  1. Sam and Veren
    |

    Very interesting! Especially to see your observations about the fishing influence on the village. Sounds like a magical adventure, haha the romance of the desert! We’ve never been to Africa, but we live closer now that we are in Spain. Maybe in the future!

    • Thank you guys! It is magical indeed. If you decide to go, do not hesitate to contact us for more questions or simply share your story with us 😉

  2. Shane Prather
    |

    I think it’s so neat you can go from the ocean and a fishing village to the desert so nearby. Looks like a rich and diverse destination I can’t wait to one day visit!

  3. Great post! Thank’s guys for sharing them 🙂 Seems like you had a really good time there!

  4. thesanetravel
    |

    It’s the first time I read a post about traveling Senegal. It must a very special country to visit. It seems you have had very diverse experiences. Thanks for beautiful pictures.

    • Thank you! It is very special one and it should be visited if you want to feel the real experience.
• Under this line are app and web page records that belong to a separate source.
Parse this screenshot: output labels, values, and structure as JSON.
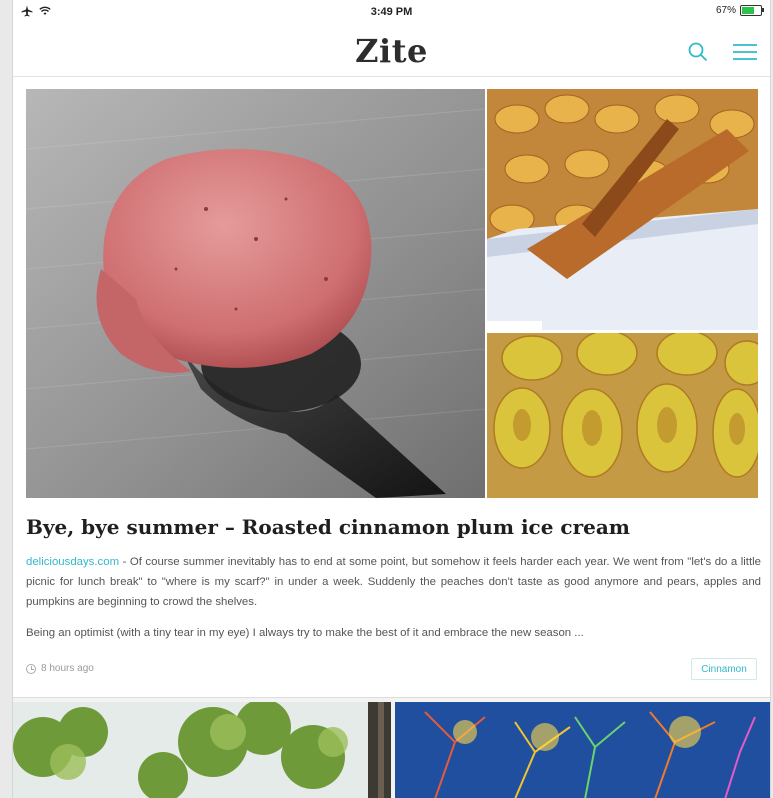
{
  "status_bar": {
    "time": "3:49 PM",
    "battery_text": "67%",
    "battery_level": 0.67,
    "left_icons": [
      "airplane-icon",
      "wifi-icon"
    ]
  },
  "navbar": {
    "logo": "Zite",
    "accent_color": "#33b8c9",
    "icons": [
      "search-icon",
      "menu-icon"
    ]
  },
  "article": {
    "title": "Bye, bye summer – Roasted cinnamon plum ice cream",
    "source": "deliciousdays.com",
    "separator": " - ",
    "summary": "Of course summer inevitably has to end at some point, but somehow it feels harder each year. We went from \"let's do a little picnic for lunch break\" to \"where is my scarf?\" in under a week. Suddenly the peaches don't taste as good anymore and pears, apples and pumpkins are beginning to crowd the shelves.",
    "paragraph2": "Being an optimist (with a tiny tear in my eye) I always try to make the best of it and embrace the new season ...",
    "time_ago": "8 hours ago",
    "tag": "Cinnamon",
    "images": [
      "ice-cream-scoop-photo",
      "cinnamon-plums-photo",
      "roasted-plums-photo"
    ]
  },
  "next_row": {
    "thumbnails": [
      "trees-photo",
      "coral-photo"
    ]
  }
}
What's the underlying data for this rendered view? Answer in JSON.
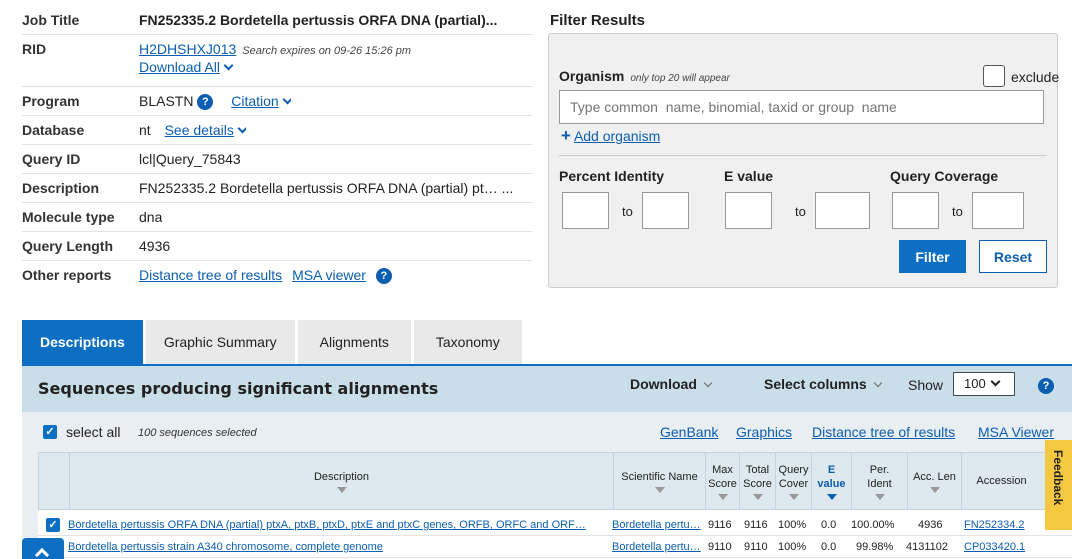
{
  "summary": {
    "job_title_key": "Job Title",
    "job_title": "FN252335.2 Bordetella pertussis ORFA DNA (partial)...",
    "rid_key": "RID",
    "rid": "H2DHSHXJ013",
    "rid_note": "Search expires on 09-26 15:26 pm",
    "download_all": "Download All",
    "program_key": "Program",
    "program": "BLASTN",
    "citation": "Citation",
    "database_key": "Database",
    "database": "nt",
    "see_details": "See details",
    "query_id_key": "Query ID",
    "query_id": "lcl|Query_75843",
    "description_key": "Description",
    "description": "FN252335.2 Bordetella pertussis ORFA DNA (partial) pt… ...",
    "molecule_type_key": "Molecule type",
    "molecule_type": "dna",
    "query_length_key": "Query Length",
    "query_length": "4936",
    "other_reports_key": "Other reports",
    "distance_tree": "Distance tree of results",
    "msa_viewer": "MSA viewer"
  },
  "filter": {
    "title": "Filter Results",
    "organism_label": "Organism",
    "organism_hint": "only top 20 will appear",
    "exclude": "exclude",
    "organism_placeholder": "Type common  name, binomial, taxid or group  name",
    "add_organism": "Add organism",
    "percent_identity": "Percent Identity",
    "e_value": "E value",
    "query_coverage": "Query Coverage",
    "to": "to",
    "filter_button": "Filter",
    "reset_button": "Reset"
  },
  "tabs": [
    "Descriptions",
    "Graphic Summary",
    "Alignments",
    "Taxonomy"
  ],
  "results": {
    "title": "Sequences producing significant alignments",
    "download": "Download",
    "select_columns": "Select columns",
    "show": "Show",
    "show_value": "100",
    "select_all": "select all",
    "selected_count": "100 sequences selected",
    "links": [
      "GenBank",
      "Graphics",
      "Distance tree of results",
      "MSA Viewer"
    ],
    "columns": {
      "description": "Description",
      "scientific_name": "Scientific Name",
      "max_score_1": "Max",
      "max_score_2": "Score",
      "total_score_1": "Total",
      "total_score_2": "Score",
      "query_cover_1": "Query",
      "query_cover_2": "Cover",
      "evalue_1": "E",
      "evalue_2": "value",
      "per_ident_1": "Per.",
      "per_ident_2": "Ident",
      "acc_len": "Acc. Len",
      "accession": "Accession"
    },
    "rows": [
      {
        "description": "Bordetella pertussis ORFA DNA (partial) ptxA, ptxB, ptxD, ptxE and ptxC genes, ORFB, ORFC and ORF…",
        "scientific_name": "Bordetella pertu…",
        "max_score": "9116",
        "total_score": "9116",
        "query_cover": "100%",
        "evalue": "0.0",
        "per_ident": "100.00%",
        "acc_len": "4936",
        "accession": "FN252334.2"
      },
      {
        "description": "Bordetella pertussis strain A340 chromosome, complete genome",
        "scientific_name": "Bordetella pertu…",
        "max_score": "9110",
        "total_score": "9110",
        "query_cover": "100%",
        "evalue": "0.0",
        "per_ident": "99.98%",
        "acc_len": "4131102",
        "accession": "CP033420.1"
      }
    ]
  },
  "feedback": "Feedback",
  "colors": {
    "primary": "#0c6fc4",
    "link": "#0c5eb0",
    "header_band": "#c9dee8",
    "feedback": "#f5c842"
  }
}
  5. Love your recap and the photos — especially of the food! Sounds like an amazing trip